It helps to be able to spot a financial opportunity in whatever project you're cooking up. Voyages of exploration and discovery are great, but in the end, don't you want to make a living from all your hard work? If you can identify the utility in what you're offering, the demographic that will exchange hard cash for your product and service, and the best way to get them on board, then you're half way there.
Russian entrepreneur, Anton Yakovlev, who founded business contact marketplace SAEX, says: " [In the U.S.], the whole country is geared to work for entrepreneurs. Even if someone works for Google, he has something personal -- his own website or a blog -- and he's thinking about how to monetize. At some point it becomes a viable business and goes all the way."
6. You believe in, and forgive, yourself
You need to feel secure in what you have to offer the world, because you're going to have to convince others of it too. Employees will need to have faith in your vision and ability to lead. Investors will need to be won round by your self-belief and grit. Adi Shemesh says "your biggest limitation is yourself. Try to break all the barriers you have in your head. Don't make yourself, your business, the potential of it all small because it's not."
Xander Schultz says you also need to know when to forgive yourself. "when you're being entrepreneurial, there are a lot of failures throughout the process […] it's important to understand you can improve and having a hunger to improve without beating yourself up, eating yourself alive when you make mistakes."
7. You have a support network
You may not know all the right people to kickstart your business just yet -- but hopefully you know some who are going to support you emotionally through the highs and lows. Entrepreneurship can be lonely, and really helps to have a trusted circle of people around you to let off steam to.
Sonny Tosco says his support network has been a pivotal determining factor in his success: "Two of my best friends are founders of their own companies so they understand the highs and lows of running a business. I have had multiple Heinekens with them in order to celebrate and vent about milestones in the Limelight journey."
invisu.me CEO Donna Griffit started her company -- which helps startups create one-pagers for investors -- with her husband, Jonathan "who's been doing this since the age of 19 and who believes in me and coaches me through it. It's amazing working together!", she says.
8. You value flexibility over routine
The freedom to determine your own working hours at the helm of a startup is something Jason Demant really values: "I get to set my calendar every day, I'm setting the direction of the company with my co-founders and employees -- we get to decide where we go and how we get there and that's an extremely satisfying way to live a life in terms of business." If the neat structure of a 9-5, 40 hour working week really appeals, then the freewheeling timetable of an entrepreneurial venture probably won't.
You have to be prepared to pull immensely long hours -- but you can equally give yourself time off when needed.

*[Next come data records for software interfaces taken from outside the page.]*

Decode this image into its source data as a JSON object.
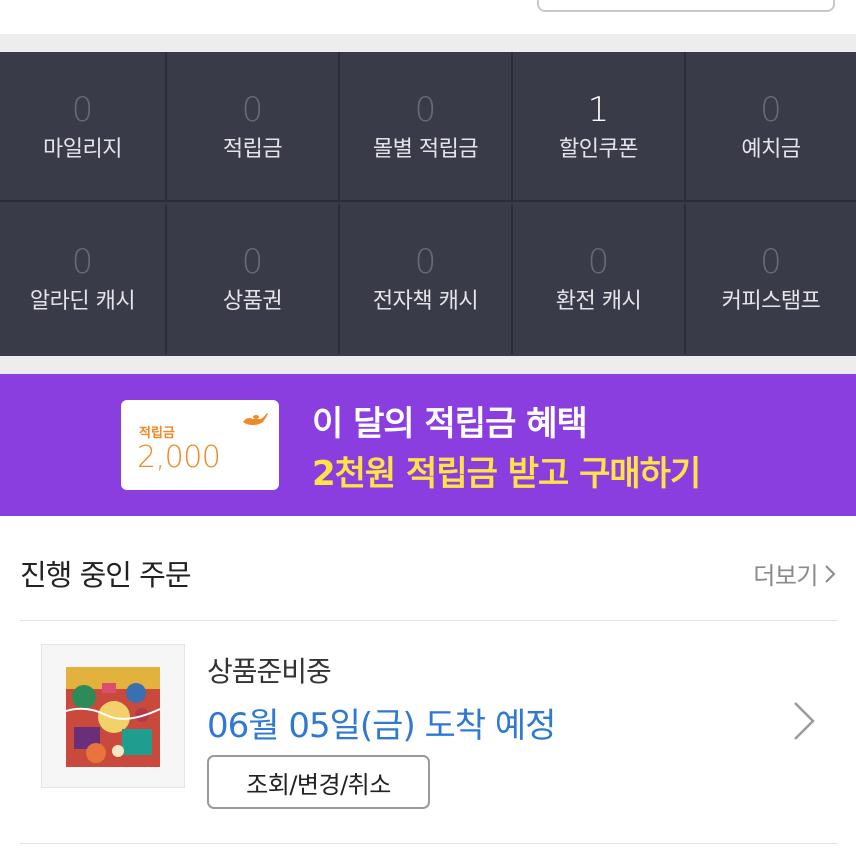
{
  "wallet": {
    "items": [
      {
        "value": "0",
        "label": "마일리지"
      },
      {
        "value": "0",
        "label": "적립금"
      },
      {
        "value": "0",
        "label": "몰별 적립금"
      },
      {
        "value": "1",
        "label": "할인쿠폰"
      },
      {
        "value": "0",
        "label": "예치금"
      },
      {
        "value": "0",
        "label": "알라딘 캐시"
      },
      {
        "value": "0",
        "label": "상품권"
      },
      {
        "value": "0",
        "label": "전자책 캐시"
      },
      {
        "value": "0",
        "label": "환전 캐시"
      },
      {
        "value": "0",
        "label": "커피스탬프"
      }
    ]
  },
  "banner": {
    "card_label": "적립금",
    "card_amount": "2,000",
    "line1": "이 달의 적립금 혜택",
    "line2": "2천원 적립금 받고 구매하기"
  },
  "orders": {
    "title": "진행 중인 주문",
    "more_label": "더보기",
    "item": {
      "status": "상품준비중",
      "eta": "06월 05일(금) 도착 예정",
      "button_label": "조회/변경/취소"
    }
  },
  "colors": {
    "wallet_bg": "#3a3b48",
    "banner_bg": "#8b3ee0",
    "banner_highlight": "#ffe245",
    "eta_blue": "#2f79d4",
    "coupon_orange": "#f08a28"
  }
}
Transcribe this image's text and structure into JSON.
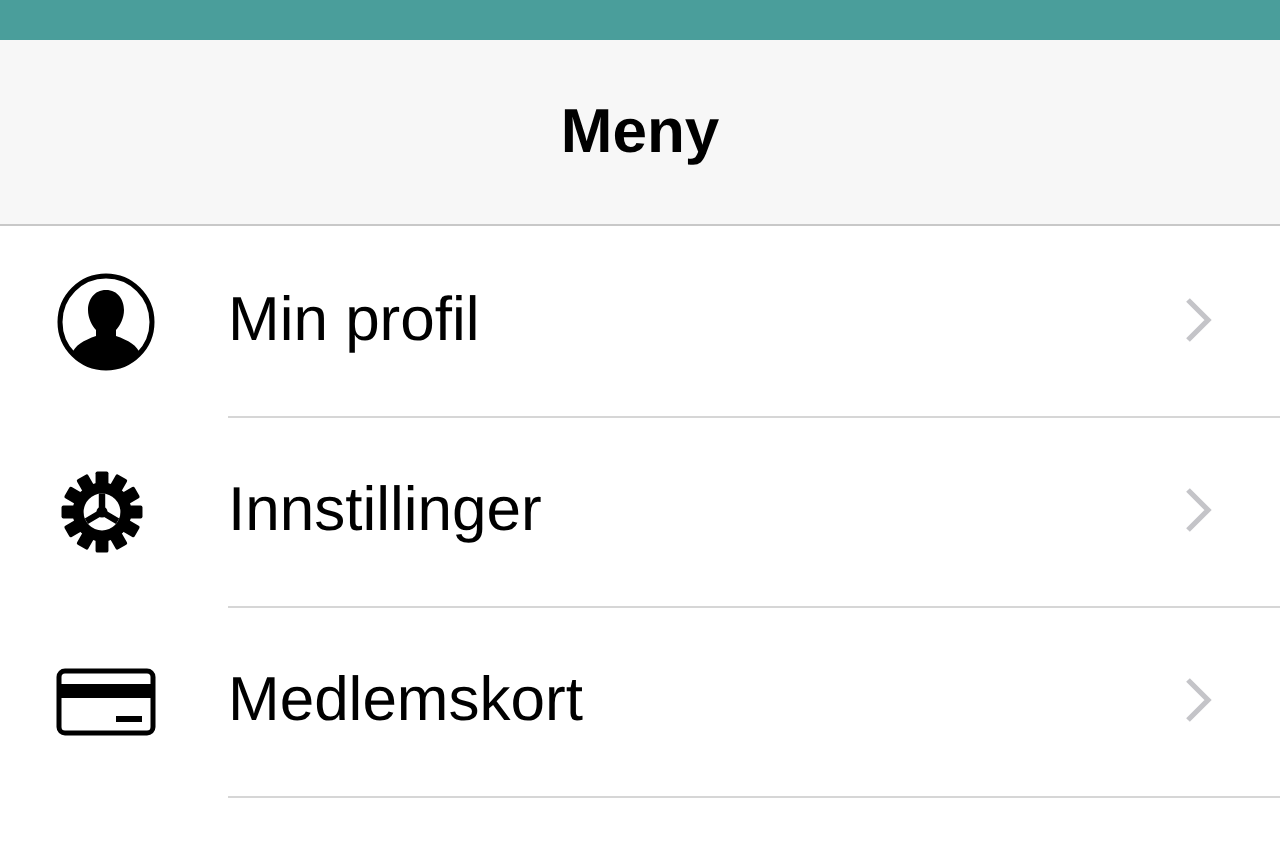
{
  "nav_bar": {
    "title": "Meny"
  },
  "menu": [
    {
      "kind": "profile",
      "label": "Min profil"
    },
    {
      "kind": "settings",
      "label": "Innstillinger"
    },
    {
      "kind": "card",
      "label": "Medlemskort"
    }
  ]
}
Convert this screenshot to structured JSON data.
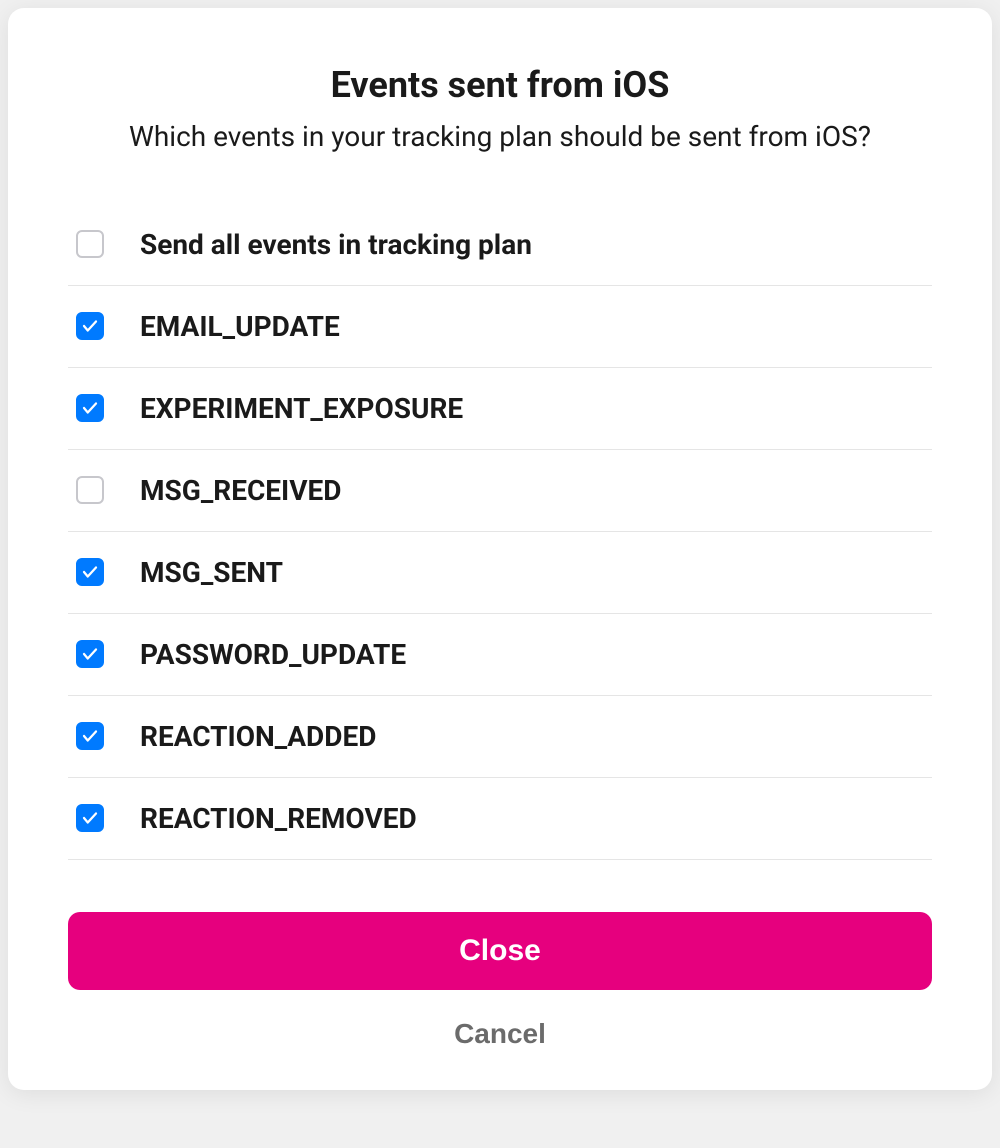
{
  "modal": {
    "title": "Events sent from iOS",
    "subtitle": "Which events in your tracking plan should be sent from iOS?"
  },
  "select_all": {
    "label": "Send all events in tracking plan",
    "checked": false
  },
  "events": [
    {
      "name": "EMAIL_UPDATE",
      "checked": true
    },
    {
      "name": "EXPERIMENT_EXPOSURE",
      "checked": true
    },
    {
      "name": "MSG_RECEIVED",
      "checked": false
    },
    {
      "name": "MSG_SENT",
      "checked": true
    },
    {
      "name": "PASSWORD_UPDATE",
      "checked": true
    },
    {
      "name": "REACTION_ADDED",
      "checked": true
    },
    {
      "name": "REACTION_REMOVED",
      "checked": true
    }
  ],
  "actions": {
    "close_label": "Close",
    "cancel_label": "Cancel"
  },
  "colors": {
    "accent": "#e6007e",
    "checkbox_checked": "#007aff"
  }
}
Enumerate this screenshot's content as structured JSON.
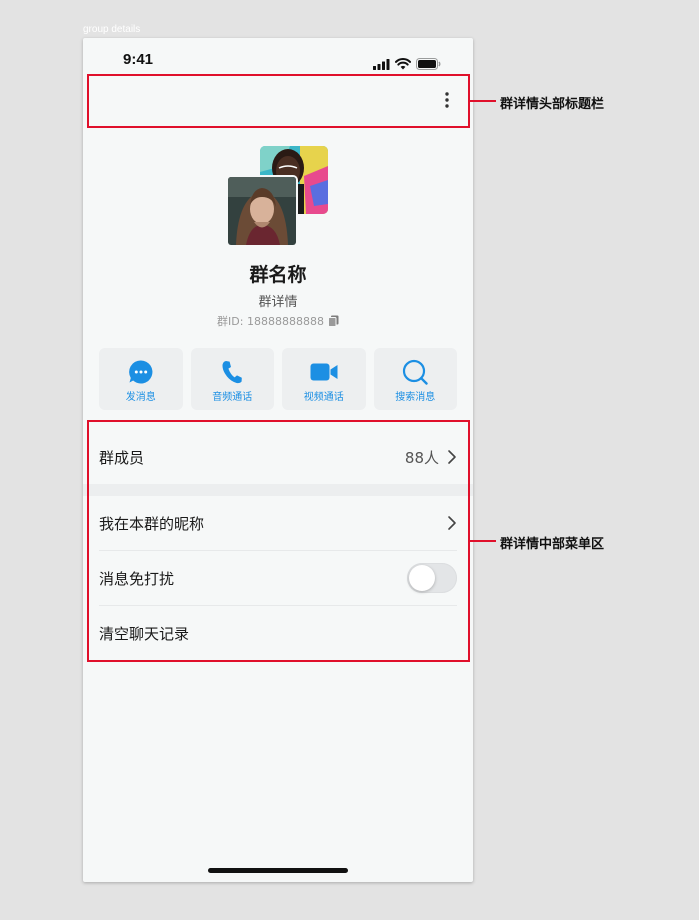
{
  "frame": {
    "label": "group details"
  },
  "status_bar": {
    "time": "9:41",
    "icons": [
      "cellular-signal-icon",
      "wifi-icon",
      "battery-icon"
    ]
  },
  "header": {
    "more_icon": "more-vertical-icon"
  },
  "group": {
    "name": "群名称",
    "description": "群详情",
    "id_text": "群ID: 18888888888",
    "copy_icon": "copy-icon"
  },
  "actions": [
    {
      "label": "发消息",
      "icon": "chat-bubble-icon"
    },
    {
      "label": "音频通话",
      "icon": "phone-icon"
    },
    {
      "label": "视频通话",
      "icon": "video-camera-icon"
    },
    {
      "label": "搜索消息",
      "icon": "search-icon"
    }
  ],
  "menu": {
    "members": {
      "label": "群成员",
      "value": "88人"
    },
    "nickname": {
      "label": "我在本群的昵称"
    },
    "mute": {
      "label": "消息免打扰",
      "enabled": false
    },
    "clear": {
      "label": "清空聊天记录"
    }
  },
  "annotations": {
    "header": "群详情头部标题栏",
    "menu": "群详情中部菜单区"
  },
  "colors": {
    "accent": "#1c8fe3",
    "annotation": "#e0102b",
    "background": "#f6f8f8"
  }
}
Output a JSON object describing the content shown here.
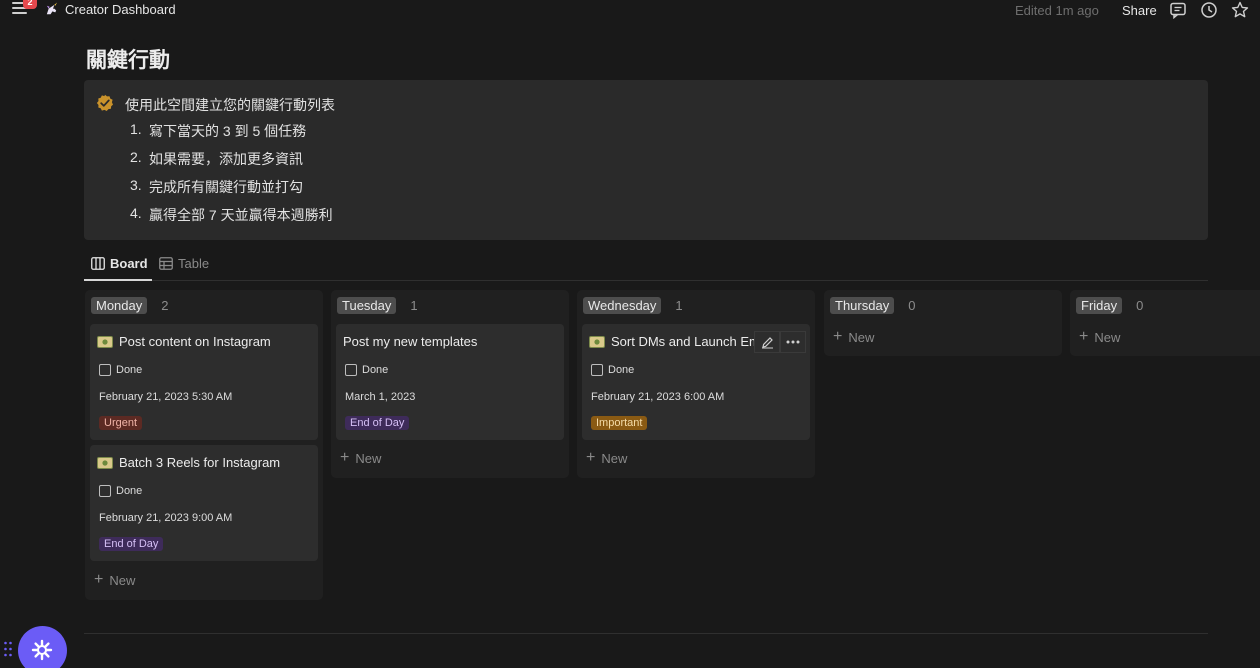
{
  "topbar": {
    "notification_count": "2",
    "breadcrumb": "Creator Dashboard",
    "edited": "Edited 1m ago",
    "share_label": "Share"
  },
  "page": {
    "title": "關鍵行動"
  },
  "callout": {
    "heading": "使用此空間建立您的關鍵行動列表",
    "steps": [
      {
        "num": "1.",
        "text": "寫下當天的 3 到 5 個任務"
      },
      {
        "num": "2.",
        "text": "如果需要，添加更多資訊"
      },
      {
        "num": "3.",
        "text": "完成所有關鍵行動並打勾"
      },
      {
        "num": "4.",
        "text": "贏得全部 7 天並贏得本週勝利"
      }
    ]
  },
  "views": {
    "board_label": "Board",
    "table_label": "Table"
  },
  "board": {
    "new_label": "New",
    "done_label": "Done",
    "columns": [
      {
        "name": "Monday",
        "count": "2",
        "cards": [
          {
            "title": "Post content on Instagram",
            "date": "February 21, 2023 5:30 AM",
            "tag": "Urgent"
          },
          {
            "title": "Batch 3 Reels for Instagram",
            "date": "February 21, 2023 9:00 AM",
            "tag": "End of Day"
          }
        ]
      },
      {
        "name": "Tuesday",
        "count": "1",
        "cards": [
          {
            "title": "Post my new templates",
            "date": "March 1, 2023",
            "tag": "End of Day"
          }
        ]
      },
      {
        "name": "Wednesday",
        "count": "1",
        "cards": [
          {
            "title": "Sort DMs and Launch Em",
            "date": "February 21, 2023 6:00 AM",
            "tag": "Important"
          }
        ]
      },
      {
        "name": "Thursday",
        "count": "0",
        "cards": []
      },
      {
        "name": "Friday",
        "count": "0",
        "cards": []
      }
    ]
  },
  "colors": {
    "background": "#191919",
    "fab": "#6b5cf6",
    "badge": "#e5484d",
    "callout_icon": "#c9922b"
  }
}
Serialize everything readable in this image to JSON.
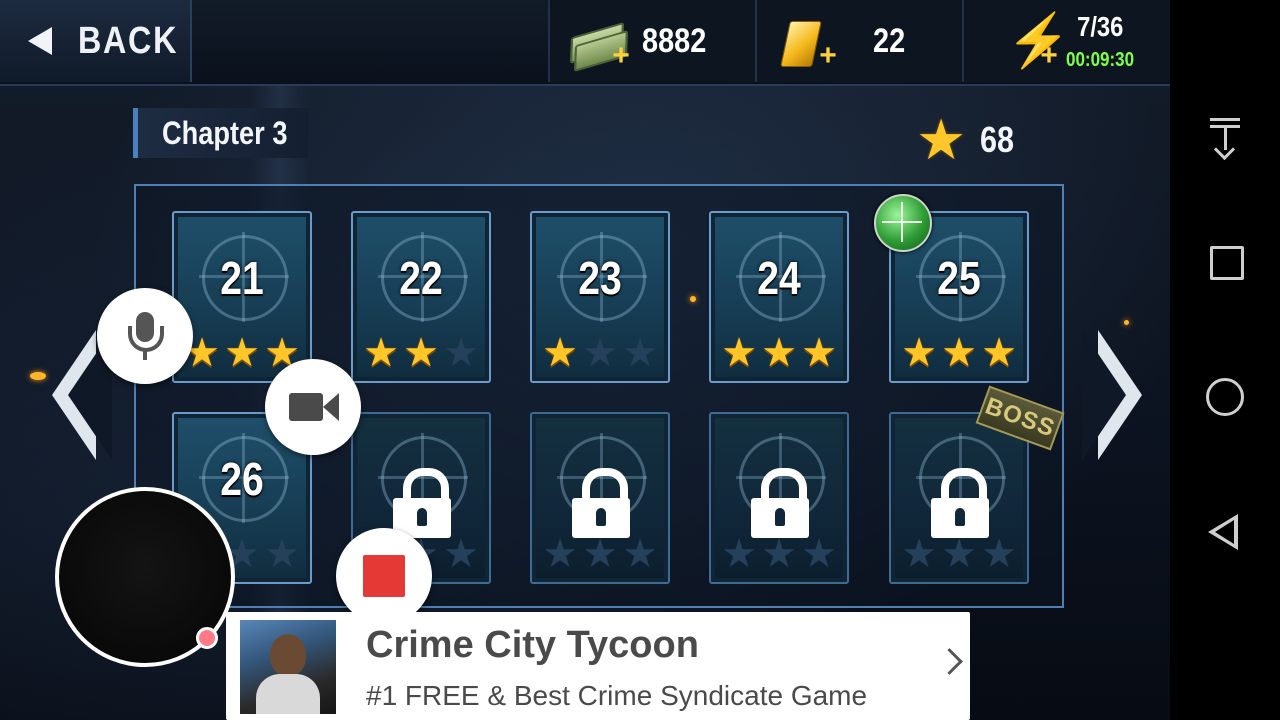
{
  "top_bar": {
    "back_label": "BACK",
    "cash": "8882",
    "gold": "22",
    "energy": "7/36",
    "energy_timer": "00:09:30",
    "cash_icon": "cash-stack-plus-icon",
    "gold_icon": "gold-bar-plus-icon",
    "energy_icon": "lightning-bolt-plus-icon"
  },
  "chapter": {
    "title": "Chapter 3",
    "total_stars": "68"
  },
  "levels": [
    {
      "number": "21",
      "stars": 3,
      "locked": false
    },
    {
      "number": "22",
      "stars": 2,
      "locked": false
    },
    {
      "number": "23",
      "stars": 1,
      "locked": false
    },
    {
      "number": "24",
      "stars": 3,
      "locked": false
    },
    {
      "number": "25",
      "stars": 3,
      "locked": false
    },
    {
      "number": "26",
      "stars": 0,
      "locked": false
    },
    {
      "number": "",
      "stars": 0,
      "locked": true
    },
    {
      "number": "",
      "stars": 0,
      "locked": true
    },
    {
      "number": "",
      "stars": 0,
      "locked": true
    },
    {
      "number": "",
      "stars": 0,
      "locked": true
    }
  ],
  "boss_tag": "BOSS",
  "ad": {
    "title": "Crime City Tycoon",
    "subtitle": "#1 FREE & Best Crime Syndicate Game"
  },
  "colors": {
    "star_on": "#ffc629",
    "star_off": "#25405a",
    "timer_green": "#7dff4a",
    "record_red": "#e53935"
  }
}
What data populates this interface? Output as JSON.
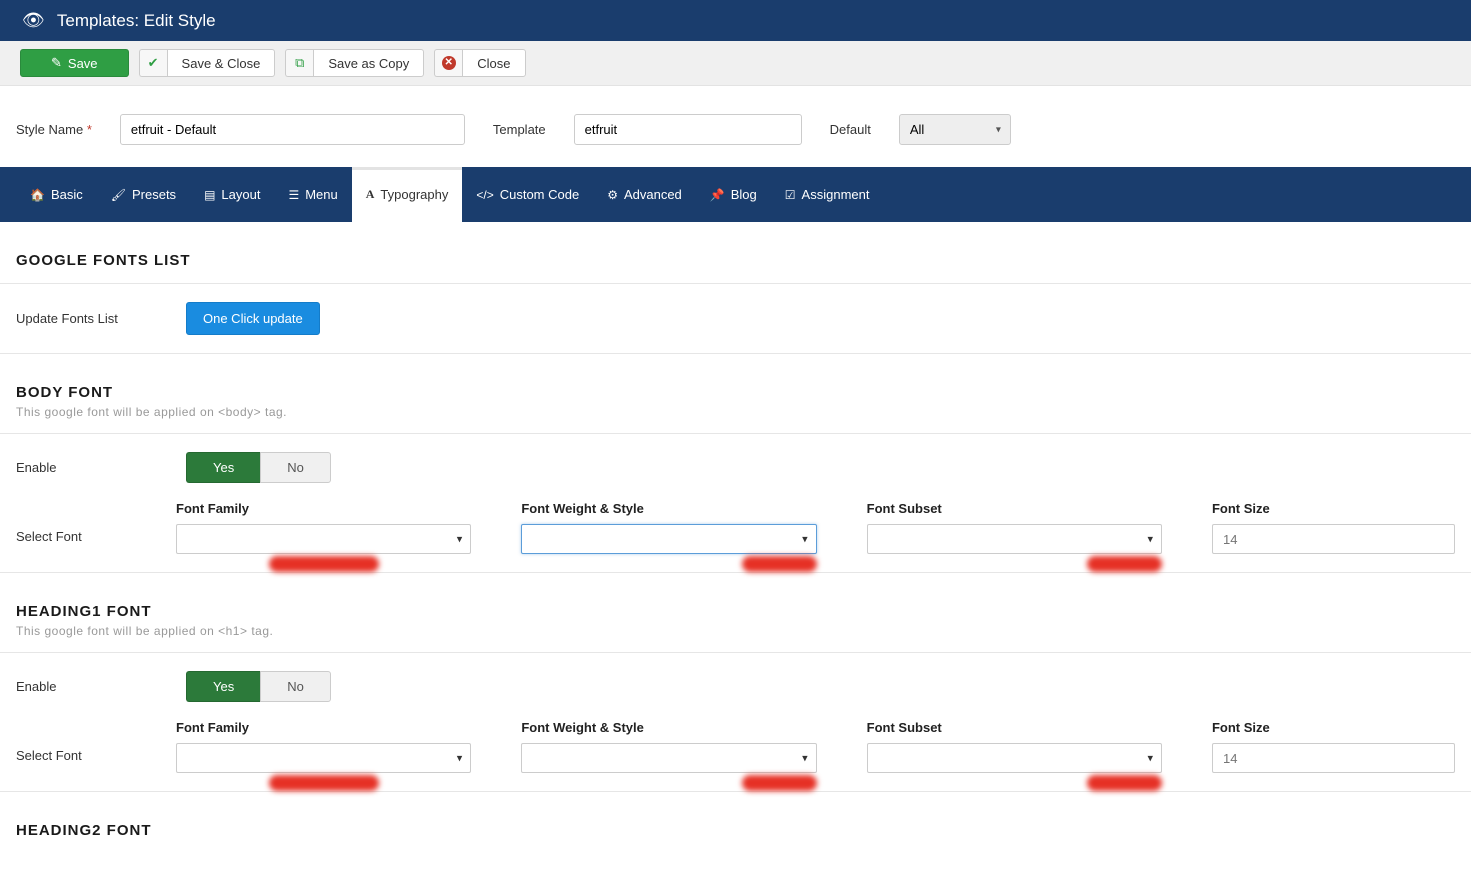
{
  "header": {
    "title": "Templates: Edit Style"
  },
  "toolbar": {
    "save": "Save",
    "save_close": "Save & Close",
    "save_copy": "Save as Copy",
    "close": "Close"
  },
  "form": {
    "style_name_label": "Style Name",
    "style_name_value": "etfruit - Default",
    "template_label": "Template",
    "template_value": "etfruit",
    "default_label": "Default",
    "default_value": "All"
  },
  "tabs": {
    "basic": "Basic",
    "presets": "Presets",
    "layout": "Layout",
    "menu": "Menu",
    "typography": "Typography",
    "custom_code": "Custom Code",
    "advanced": "Advanced",
    "blog": "Blog",
    "assignment": "Assignment"
  },
  "sections": {
    "google_fonts_title": "GOOGLE FONTS LIST",
    "update_fonts_label": "Update Fonts List",
    "oneclick": "One Click update",
    "body_font_title": "BODY FONT",
    "body_font_sub": "This google font will be applied on <body> tag.",
    "h1_title": "HEADING1 FONT",
    "h1_sub": "This google font will be applied on <h1> tag.",
    "h2_title": "HEADING2 FONT",
    "enable_label": "Enable",
    "yes": "Yes",
    "no": "No",
    "select_font_label": "Select Font",
    "font_family": "Font Family",
    "font_weight": "Font Weight & Style",
    "font_subset": "Font Subset",
    "font_size": "Font Size",
    "font_size_placeholder": "14"
  }
}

And of course you don't mind getting your hands dirty, or wearing many hats. "CEO stands for Chief Everything Officer," quips Offir Gutzelson.
9. You're decisive
There isn't much space in entrepreneurship for wavering. You'll be deluged with information and advice but it's up to you to cut through all the noise. Adi Shemesh warns that "everyone has an opinion but in the end I'm the only one who has all the necessary information to make decisions about my business. I'm the only one with the full picture." The "just do it" mentality is one close to Yosi Taguri's heart: "We're living very short lives - so I don't want to look back on the way out and say, oh I should have done this or that."
10. You dream big but think small
"A journey of a thousand miles begins with a single step" -- the well-known Chinese proverb is also Anton Yakovlev's motto. High aspirations are important for anyone who wants to make a difference, but it's important not to overwhelm yourself with trying to have a huge impact in the first month. Break it down.
Successful entrepreneurs "have huge goals that they want to reach but sprint towards short term milestones," says Xander Schultz. "Yes they want to get to a million users but they ask what's actionable this month, this week?"